Roses & Revolutionists: The Story of the Clousden Hill Free Communist and Co-operative Colony 1894–1909
Published by Five Leaves Publications
Clousden Hill was a famous late-Victorian utopian back-to-the-land experimental community on Tyneside. The “colony” was anarchist-inspired and sought to combine communal living with “scientific horticulture”, demonstrating a new way of organising society.
The colony was started by a group of Kropotkin’s followers who wanted to put his theories into practice by forming a twenty-acre farming community organised on anarcho-communist lines. Two of the main figures in the foundation of the colony were Frank Kapper and William Key, who had met at a Cooperative Congress, and who claimed to have been influenced by the Owenite, E.T. Craig, who had been a member of the Ralahine Commune.

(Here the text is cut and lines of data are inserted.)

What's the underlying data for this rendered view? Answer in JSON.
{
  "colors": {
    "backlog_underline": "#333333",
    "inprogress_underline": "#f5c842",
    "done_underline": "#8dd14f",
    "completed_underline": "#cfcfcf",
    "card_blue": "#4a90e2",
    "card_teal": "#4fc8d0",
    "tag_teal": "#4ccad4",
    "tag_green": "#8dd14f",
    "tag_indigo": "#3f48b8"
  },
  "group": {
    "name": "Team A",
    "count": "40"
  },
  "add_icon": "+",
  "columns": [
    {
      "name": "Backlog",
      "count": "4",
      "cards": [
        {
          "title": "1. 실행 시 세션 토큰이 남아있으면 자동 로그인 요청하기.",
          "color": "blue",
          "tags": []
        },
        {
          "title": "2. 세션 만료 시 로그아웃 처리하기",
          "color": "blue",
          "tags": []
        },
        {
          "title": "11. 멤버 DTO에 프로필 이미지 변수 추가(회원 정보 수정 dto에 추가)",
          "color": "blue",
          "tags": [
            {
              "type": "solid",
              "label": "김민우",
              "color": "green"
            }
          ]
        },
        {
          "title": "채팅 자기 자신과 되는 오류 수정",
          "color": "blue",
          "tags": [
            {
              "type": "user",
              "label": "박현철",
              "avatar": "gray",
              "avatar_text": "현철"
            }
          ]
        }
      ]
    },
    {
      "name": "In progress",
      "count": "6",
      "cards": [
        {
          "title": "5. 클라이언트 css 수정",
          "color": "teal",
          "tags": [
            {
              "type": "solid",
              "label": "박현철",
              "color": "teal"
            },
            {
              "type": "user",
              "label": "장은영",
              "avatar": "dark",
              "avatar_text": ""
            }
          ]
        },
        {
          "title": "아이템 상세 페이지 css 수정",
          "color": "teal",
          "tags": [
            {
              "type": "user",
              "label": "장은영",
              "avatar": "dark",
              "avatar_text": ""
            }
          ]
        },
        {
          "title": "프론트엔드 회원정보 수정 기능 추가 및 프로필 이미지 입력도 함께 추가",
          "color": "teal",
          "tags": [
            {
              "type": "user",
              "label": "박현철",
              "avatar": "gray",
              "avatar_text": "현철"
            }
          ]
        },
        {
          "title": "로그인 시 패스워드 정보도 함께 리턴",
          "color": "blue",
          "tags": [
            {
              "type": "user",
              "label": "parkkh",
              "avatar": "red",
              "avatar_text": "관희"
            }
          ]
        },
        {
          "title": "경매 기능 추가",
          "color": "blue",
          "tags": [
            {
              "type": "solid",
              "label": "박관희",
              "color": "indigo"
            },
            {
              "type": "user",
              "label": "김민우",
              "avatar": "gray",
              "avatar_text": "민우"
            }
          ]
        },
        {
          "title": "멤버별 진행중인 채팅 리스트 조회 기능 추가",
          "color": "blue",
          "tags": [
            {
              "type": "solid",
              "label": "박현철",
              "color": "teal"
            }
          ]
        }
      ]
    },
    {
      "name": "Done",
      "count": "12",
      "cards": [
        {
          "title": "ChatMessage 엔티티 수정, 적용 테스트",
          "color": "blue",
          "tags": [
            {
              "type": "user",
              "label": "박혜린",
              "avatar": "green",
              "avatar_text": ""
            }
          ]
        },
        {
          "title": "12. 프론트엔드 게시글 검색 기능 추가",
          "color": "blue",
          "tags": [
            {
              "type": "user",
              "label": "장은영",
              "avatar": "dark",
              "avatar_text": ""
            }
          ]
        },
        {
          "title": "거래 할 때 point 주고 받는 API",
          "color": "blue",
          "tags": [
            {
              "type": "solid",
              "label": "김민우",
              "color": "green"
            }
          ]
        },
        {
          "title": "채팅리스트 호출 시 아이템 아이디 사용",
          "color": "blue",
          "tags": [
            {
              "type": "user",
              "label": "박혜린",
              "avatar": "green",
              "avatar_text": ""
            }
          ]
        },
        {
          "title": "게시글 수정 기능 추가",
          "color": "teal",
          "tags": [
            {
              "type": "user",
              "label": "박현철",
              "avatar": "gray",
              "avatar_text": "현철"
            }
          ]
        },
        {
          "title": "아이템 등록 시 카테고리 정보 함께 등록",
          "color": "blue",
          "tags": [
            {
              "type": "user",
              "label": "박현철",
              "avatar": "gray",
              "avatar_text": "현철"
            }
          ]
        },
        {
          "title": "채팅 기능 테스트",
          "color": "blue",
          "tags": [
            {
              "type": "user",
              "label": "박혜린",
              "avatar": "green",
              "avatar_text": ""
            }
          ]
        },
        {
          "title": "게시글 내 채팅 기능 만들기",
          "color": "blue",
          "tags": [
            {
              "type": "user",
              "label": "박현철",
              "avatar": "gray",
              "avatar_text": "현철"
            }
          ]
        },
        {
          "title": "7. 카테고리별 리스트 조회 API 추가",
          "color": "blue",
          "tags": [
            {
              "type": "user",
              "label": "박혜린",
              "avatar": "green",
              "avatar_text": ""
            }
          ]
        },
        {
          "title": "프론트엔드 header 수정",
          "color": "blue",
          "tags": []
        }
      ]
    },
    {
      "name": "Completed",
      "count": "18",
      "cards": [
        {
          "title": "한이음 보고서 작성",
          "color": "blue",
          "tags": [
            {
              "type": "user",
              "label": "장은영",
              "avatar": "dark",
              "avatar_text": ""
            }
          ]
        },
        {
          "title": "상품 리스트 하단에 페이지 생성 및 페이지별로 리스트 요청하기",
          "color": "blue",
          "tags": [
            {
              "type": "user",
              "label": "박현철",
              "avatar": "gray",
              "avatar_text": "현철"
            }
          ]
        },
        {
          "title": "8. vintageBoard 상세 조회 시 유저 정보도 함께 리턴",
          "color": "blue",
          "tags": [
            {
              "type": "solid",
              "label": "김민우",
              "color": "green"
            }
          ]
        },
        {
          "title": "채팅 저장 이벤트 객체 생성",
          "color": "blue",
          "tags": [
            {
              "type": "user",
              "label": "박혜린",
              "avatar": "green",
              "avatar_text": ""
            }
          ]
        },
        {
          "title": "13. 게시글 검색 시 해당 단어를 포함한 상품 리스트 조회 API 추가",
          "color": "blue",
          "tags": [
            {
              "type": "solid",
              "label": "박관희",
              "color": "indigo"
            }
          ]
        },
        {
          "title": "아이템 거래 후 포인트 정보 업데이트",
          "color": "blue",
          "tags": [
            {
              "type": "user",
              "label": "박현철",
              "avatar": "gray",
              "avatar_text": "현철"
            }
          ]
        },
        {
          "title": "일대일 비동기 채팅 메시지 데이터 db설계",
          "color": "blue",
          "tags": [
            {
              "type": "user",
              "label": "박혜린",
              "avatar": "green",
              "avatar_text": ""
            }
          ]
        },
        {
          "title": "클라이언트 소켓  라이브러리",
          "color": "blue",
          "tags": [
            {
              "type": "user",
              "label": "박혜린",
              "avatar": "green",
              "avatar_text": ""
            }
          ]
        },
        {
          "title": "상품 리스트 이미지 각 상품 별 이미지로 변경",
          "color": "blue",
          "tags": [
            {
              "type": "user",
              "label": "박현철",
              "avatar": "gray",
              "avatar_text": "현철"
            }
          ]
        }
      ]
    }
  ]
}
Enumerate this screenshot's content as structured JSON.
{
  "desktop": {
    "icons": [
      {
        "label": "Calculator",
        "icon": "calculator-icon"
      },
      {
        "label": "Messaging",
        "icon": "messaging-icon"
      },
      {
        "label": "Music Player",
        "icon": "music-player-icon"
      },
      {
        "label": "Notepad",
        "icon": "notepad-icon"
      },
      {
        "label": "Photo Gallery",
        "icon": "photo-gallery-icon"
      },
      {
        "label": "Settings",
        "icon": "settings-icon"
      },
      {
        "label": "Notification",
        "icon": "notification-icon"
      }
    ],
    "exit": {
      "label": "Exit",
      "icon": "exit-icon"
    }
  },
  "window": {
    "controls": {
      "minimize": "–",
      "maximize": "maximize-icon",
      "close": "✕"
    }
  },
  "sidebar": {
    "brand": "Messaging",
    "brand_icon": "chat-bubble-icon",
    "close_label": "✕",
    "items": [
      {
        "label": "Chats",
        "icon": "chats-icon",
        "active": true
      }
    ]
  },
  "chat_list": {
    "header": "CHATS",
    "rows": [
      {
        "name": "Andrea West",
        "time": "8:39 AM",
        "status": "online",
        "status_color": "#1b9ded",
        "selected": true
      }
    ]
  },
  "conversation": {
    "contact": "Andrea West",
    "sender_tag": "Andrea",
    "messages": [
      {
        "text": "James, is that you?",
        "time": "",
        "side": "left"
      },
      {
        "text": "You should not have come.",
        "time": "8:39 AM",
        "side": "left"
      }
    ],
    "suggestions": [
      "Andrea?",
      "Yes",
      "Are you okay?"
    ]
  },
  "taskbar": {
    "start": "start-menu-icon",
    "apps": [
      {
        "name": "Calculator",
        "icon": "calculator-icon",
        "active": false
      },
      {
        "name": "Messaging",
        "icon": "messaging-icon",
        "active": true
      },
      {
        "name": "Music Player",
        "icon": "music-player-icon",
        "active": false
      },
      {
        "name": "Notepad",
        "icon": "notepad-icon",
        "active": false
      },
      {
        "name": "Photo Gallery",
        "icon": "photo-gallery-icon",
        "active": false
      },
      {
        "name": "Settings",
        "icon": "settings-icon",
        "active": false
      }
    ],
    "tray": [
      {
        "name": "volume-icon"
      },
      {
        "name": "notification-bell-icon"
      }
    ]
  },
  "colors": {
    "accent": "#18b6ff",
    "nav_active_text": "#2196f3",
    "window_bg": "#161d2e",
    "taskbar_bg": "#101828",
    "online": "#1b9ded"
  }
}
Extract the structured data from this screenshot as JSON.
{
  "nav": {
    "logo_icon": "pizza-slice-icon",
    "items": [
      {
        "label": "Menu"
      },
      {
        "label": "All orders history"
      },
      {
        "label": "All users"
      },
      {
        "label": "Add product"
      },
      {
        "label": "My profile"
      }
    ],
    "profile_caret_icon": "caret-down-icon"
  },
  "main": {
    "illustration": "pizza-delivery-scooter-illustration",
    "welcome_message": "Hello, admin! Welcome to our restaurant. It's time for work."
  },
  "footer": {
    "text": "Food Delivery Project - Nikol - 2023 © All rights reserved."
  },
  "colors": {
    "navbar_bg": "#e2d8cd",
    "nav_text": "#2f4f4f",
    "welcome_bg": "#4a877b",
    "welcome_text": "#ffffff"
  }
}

Nigel Todd is a leading Councillor on Newcastle City Council and works for the WEA in the North East. His previous books include The Militant Democracy: Joseph Cowan and Victorian Radicalism and In Excited Times – the people against the Blackshirts. He is a contributor to North East History, History of Education and Journal of Cooperative Studies.